ComRes released their latest poll of marginal seats today. As regular readers will recall, ComRes’s marginal polls cover the 40 most marginal Con-v-Lab seats (25 Conservative held, 15 Labour held). Unlike Lord Ashcroft’s marginal polls (which are actually a series of individual constituency polls in seats that are marginals, which we can aggregate together to get an extremely large sample across a group of marginal seats) ComRes’s poll is a more traditional marginals poll – a single poll of a group of marginal seats, meaning it gives us a measure of those seats as a whole, but has far too few people to tell us anything about the individual seats within that group.
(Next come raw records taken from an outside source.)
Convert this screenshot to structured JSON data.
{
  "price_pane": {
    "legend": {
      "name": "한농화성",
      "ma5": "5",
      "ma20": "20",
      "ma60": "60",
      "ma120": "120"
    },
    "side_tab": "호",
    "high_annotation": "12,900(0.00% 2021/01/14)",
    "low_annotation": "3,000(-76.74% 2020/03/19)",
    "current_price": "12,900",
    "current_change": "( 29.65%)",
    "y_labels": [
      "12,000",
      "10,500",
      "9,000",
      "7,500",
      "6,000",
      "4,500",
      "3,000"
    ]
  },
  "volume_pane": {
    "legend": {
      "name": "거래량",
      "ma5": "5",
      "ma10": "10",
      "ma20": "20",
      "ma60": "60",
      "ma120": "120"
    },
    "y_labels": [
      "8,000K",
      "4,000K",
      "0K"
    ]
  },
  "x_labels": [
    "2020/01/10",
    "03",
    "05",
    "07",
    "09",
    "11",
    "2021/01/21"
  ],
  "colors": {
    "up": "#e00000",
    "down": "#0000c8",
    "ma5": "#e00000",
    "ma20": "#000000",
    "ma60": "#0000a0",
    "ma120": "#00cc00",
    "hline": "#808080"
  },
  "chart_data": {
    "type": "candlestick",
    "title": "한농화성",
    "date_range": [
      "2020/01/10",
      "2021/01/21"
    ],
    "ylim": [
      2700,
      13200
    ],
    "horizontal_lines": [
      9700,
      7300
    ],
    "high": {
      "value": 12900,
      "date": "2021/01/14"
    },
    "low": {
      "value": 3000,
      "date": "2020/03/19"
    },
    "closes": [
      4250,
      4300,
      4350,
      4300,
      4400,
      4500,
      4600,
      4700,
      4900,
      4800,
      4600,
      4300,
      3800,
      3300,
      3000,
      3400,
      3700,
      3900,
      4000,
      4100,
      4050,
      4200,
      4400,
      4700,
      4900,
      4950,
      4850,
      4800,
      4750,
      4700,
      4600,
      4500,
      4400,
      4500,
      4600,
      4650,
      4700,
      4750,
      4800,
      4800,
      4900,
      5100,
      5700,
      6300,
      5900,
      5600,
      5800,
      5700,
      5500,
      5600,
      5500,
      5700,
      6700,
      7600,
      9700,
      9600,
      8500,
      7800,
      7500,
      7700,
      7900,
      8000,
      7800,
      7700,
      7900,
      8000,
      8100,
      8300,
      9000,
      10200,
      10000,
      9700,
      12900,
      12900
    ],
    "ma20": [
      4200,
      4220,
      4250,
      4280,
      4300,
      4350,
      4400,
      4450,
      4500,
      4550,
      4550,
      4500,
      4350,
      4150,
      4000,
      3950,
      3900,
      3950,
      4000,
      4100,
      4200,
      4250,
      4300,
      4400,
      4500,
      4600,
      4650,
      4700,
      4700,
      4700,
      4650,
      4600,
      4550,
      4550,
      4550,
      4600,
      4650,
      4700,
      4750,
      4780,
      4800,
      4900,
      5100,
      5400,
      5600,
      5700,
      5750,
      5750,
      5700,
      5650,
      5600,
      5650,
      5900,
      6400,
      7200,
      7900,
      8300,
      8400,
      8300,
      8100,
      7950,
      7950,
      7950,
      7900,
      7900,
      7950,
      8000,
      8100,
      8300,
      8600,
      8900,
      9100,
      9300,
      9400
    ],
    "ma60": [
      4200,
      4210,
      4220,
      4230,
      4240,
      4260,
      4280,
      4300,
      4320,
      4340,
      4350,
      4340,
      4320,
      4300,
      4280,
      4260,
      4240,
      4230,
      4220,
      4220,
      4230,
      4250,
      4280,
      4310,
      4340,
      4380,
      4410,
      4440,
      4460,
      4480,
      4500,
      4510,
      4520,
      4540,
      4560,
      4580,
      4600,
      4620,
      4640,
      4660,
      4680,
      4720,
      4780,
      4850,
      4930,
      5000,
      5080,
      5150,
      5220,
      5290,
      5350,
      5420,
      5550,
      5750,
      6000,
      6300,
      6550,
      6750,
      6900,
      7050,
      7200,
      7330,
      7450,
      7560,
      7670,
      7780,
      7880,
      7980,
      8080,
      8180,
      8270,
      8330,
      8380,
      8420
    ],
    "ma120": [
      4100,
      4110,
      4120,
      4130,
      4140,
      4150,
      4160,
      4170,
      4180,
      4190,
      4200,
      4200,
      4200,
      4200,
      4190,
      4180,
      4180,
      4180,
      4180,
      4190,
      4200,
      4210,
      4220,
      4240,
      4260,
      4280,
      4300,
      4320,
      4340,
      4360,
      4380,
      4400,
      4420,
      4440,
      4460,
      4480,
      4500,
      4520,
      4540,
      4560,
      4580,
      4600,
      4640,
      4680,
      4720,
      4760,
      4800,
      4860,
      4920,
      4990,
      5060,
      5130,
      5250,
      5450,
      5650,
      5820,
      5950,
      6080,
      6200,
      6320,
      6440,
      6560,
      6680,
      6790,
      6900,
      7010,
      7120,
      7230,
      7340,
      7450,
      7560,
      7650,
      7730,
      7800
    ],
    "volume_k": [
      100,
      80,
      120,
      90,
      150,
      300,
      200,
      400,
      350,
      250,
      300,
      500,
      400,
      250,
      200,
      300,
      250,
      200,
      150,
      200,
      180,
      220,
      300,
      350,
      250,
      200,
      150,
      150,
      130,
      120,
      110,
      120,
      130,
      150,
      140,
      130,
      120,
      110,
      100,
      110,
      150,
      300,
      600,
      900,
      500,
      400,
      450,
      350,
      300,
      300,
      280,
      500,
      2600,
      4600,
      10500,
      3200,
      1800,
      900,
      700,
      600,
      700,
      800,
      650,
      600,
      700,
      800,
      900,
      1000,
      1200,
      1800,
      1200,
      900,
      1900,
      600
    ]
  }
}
Latest voting intention figures in these marginals with changes from the last time ComRes polled them in September is CON 31%(+1), LAB 39%(-2), LDEM 7%(+1), UKIP 18%(+1). These seats had Labour and Conservative equal at the last election so an eight point lead here is the equivalent of a four point national swing and a one point Labour lead in national polls…pretty much exactly what the national polls have been showing lately (actually if you look at the crossbreaks of the poll they suggest a swing towards the Conservatives in the Conservative held seats, a swing towards Labour in the Labour held seats, but given the sample size of those two groups and that the poll is only weighted at the level of all forty seats I wouldn’t put too much weight on that).

Note also that, judging from the tables, ComRes have switched over to prompting for UKIP in their main voting intention question in this poll – as with their last national poll, it does not seem to have had a major effect (UPDATE – I think this is because ComRes have changed turnout weightings, so that there is a tighter turnout filter for the Greens and UKIP than for the main parties). Tabs are here.

There should be another batch of Lord Ashcroft polls of individual marginal seats later this week.